a positive charge, so the sorbent goes from being hydrophobic to one that has a positive charge (similar to an anion exchanger).
Decreasing the pH also causes the protein to become more positively charged, so it is repelled. Proteins that are more basic
(i.e., have a net positive charge), including most antibodies, are eluted first and, as the pH decreases, more acidic proteins are
eluted. In addition, the column also retains its hydrophobic characteristics. Therefore, the first materials that will elute
are those that are more basic and more hydrophilic; materials that tend to elute last are more acidic and more hydrophobic
(see Figure 1). Because antibody aggregates tend to be more hydrophobic compared with the monomer, they will be more tightly
bound to the sorbent and so will elute at a lower pH than the monomer.
MEP HyperCel has also been effective in binding recombinant protein from Escherichia coli. Unlike antibodies, which bind by both affinity and hydrophobic interactions, most recombinant proteins will bind only by hydrophobic
interactions and require some lyotropic salt (e.g., ammonium suflate) to effect binding. Because MEP HyperCel is much more hydrophobic than most hydrophobic sorbents used for
proteins, lower concentrations of salt can be used.
Major contaminants from E. coli are lipopolysaccharide (LPS), host-cell proteins, and nucleic acid. Those components tend to bind tightly to MEP because
they are all hydrophobic and/or negatively charged. LPS is very negatively charged (highly acidic) and very hydrophobic, so
it elutes only under very extreme conditions.
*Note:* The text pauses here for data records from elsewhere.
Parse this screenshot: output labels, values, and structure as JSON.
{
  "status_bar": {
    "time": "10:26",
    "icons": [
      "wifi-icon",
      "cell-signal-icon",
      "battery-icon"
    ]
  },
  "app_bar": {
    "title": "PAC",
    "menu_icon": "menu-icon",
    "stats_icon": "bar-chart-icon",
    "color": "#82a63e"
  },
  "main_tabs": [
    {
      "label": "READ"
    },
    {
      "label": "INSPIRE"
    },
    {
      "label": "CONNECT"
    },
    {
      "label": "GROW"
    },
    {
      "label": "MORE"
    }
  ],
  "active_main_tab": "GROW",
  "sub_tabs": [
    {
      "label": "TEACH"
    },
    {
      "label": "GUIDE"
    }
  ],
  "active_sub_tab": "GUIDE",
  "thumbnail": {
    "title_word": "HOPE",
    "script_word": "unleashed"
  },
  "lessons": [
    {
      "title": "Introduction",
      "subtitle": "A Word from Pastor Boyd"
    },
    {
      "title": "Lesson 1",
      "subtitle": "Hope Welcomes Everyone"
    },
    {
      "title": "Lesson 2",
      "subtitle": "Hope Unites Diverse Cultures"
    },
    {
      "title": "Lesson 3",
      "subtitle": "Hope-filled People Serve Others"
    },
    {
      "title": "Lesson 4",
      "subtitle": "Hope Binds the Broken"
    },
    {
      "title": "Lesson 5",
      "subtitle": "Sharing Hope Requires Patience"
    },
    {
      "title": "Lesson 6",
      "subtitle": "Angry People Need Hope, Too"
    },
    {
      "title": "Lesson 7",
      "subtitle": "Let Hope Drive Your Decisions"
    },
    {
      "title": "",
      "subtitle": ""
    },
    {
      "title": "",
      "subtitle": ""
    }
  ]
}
Thus, as the protein elutes, the LPS stays bound to the column. Nucleic acid
is negatively charged, so as the sorbent becomes more positively charged and the protein elutes, the nucleic acid will bind
more tightly. Many host-cell proteins also bind tightly to MEP HyperCel. If used as the polishing step following Protein
A capture, mixed-mode chromatography with MEP could be used to remove leached protein A, which is acidic.
Two recently introduced sorbents, "HEA" and "PPA" (Pall Life Sciences) are hydrophobic resins that have different ligands
(a hexyl group and a phenyl group, respectively) and a positive charge until pH 8 or higher. Adsorption to HEA and PPA is
performed at a pH above their isoelectric point (pI) and eluted by decreasing the pH below their pI. As the protein becomes
positively charged, they are repelled from the positive charges on the HEA and PPA resins. Proteins can bind to HEA and PPA
even below their pI by adding lyotropic salts such as ammonium sulfate. Elution of the protein from the sorbent in this case
is effected by lowering the salt concentration. "The selectivity of HEA and PPA differs and is not always predictable, but
this adds another tool to the chromatographer's kit," says Lees. "The properties of mixed-mode sorbents not only provide unique
selectivities but, by combining features of multiple modes, can reduce the total number of column steps needed."